The two programmes can be seen as a continuous development. Some critics have suggested that despite the large number of early bookings there might not be a long-term business in taking fare-paying passengers on a short ride above the atmosphere. Back in 2009, Scaled Composites boss Burt Rutan was estimating that it would be necessary to build as many as 50 SpaceShipTwos to meet demand for flights, which will be run from a $200 million purpose-built Norman Foster-designed “spaceport” just west of the White Sands missile range in the New Mexico desert, with a 12,000ft runway and paid for by the state, with an eye on tourist revenue.

At Harwell, Whitesides suggested that flights could eventually be run daily, and also noted that flight time was very early in the morning. Thus critics might note that, as the programme stands, 600 passengers translates to at least 100 flights, which at a rate of one a week will stretch out for two years – with revenue of $150 million.

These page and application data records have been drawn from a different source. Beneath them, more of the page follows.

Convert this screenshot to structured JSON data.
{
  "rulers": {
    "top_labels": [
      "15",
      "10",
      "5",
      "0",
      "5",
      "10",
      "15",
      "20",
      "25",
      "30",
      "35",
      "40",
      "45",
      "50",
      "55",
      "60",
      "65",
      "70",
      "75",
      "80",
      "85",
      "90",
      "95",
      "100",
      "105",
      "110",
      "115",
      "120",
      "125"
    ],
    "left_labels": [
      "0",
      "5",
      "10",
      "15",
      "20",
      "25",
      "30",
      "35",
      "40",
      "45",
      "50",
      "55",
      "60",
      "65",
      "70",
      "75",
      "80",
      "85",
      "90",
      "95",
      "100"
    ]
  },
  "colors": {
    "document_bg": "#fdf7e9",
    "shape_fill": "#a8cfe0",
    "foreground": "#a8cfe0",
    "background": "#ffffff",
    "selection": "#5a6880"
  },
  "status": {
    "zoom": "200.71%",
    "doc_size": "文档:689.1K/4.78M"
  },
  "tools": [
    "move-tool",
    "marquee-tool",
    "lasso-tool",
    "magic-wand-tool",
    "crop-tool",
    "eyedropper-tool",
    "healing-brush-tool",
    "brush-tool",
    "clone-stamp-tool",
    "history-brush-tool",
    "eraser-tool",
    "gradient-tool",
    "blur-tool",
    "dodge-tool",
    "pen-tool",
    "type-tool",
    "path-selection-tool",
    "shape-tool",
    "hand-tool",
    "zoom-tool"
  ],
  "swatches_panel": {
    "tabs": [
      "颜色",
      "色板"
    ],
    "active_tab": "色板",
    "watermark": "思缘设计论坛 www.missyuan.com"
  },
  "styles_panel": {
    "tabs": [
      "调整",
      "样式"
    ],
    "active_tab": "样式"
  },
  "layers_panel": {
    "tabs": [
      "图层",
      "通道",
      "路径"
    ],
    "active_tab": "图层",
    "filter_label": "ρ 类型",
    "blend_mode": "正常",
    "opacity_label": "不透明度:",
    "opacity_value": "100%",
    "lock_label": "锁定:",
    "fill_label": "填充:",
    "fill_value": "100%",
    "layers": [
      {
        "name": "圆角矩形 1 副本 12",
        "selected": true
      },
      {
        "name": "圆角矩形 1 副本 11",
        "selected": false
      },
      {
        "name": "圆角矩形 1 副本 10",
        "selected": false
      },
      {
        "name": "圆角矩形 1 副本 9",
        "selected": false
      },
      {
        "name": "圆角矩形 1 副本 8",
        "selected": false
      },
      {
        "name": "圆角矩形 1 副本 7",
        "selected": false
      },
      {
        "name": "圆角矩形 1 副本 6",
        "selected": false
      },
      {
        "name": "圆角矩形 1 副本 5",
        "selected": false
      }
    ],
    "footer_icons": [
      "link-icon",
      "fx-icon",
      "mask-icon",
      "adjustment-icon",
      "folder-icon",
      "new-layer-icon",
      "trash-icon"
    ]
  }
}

But Virgin Galactic regards the passenger flights programme as merely the beginning of a long commercial journey. Whitesides would not be drawn on the capability of “SpaceShipThree or SpaceShipFour”, stressing that the company’s focus now was to “execute” its suborbital programme.

The LauncherOne programme, however, is clearly another priority. So far, Virgin has indicated that the rocket – which like SpaceShipTwo will be carried to some 50,000ft release altitude by WhiteKnightTwo – will be capable of putting 1m diameter payloads of 225kg (500lb) into low inclination Low Earth Orbit and 100kg to a higher altitude, Sun-sychronous Low Earth Orbit.

Recent launches of multiple shoebox-sized “cubesats” and other miniaturisation efforts support expectations by many space industry players that demand for small satellite launches is poised to expand with the availability of launch vehicles. Thus few would be surprised if Virgin Galactic finds that WhiteKnightTwo makes more flights hoisting LauncherOne units to altitude than passengers.

Either way, there is one characteristic of the Virgin Galactic operation that will surprise no-one. Describing plans for the whole SpaceShipTwo passenger experience, Whitesides got a chuckle with a deadpan remark: “At the end of the day we’ll throw a party for those who are interested, because it’s a Virgin event.”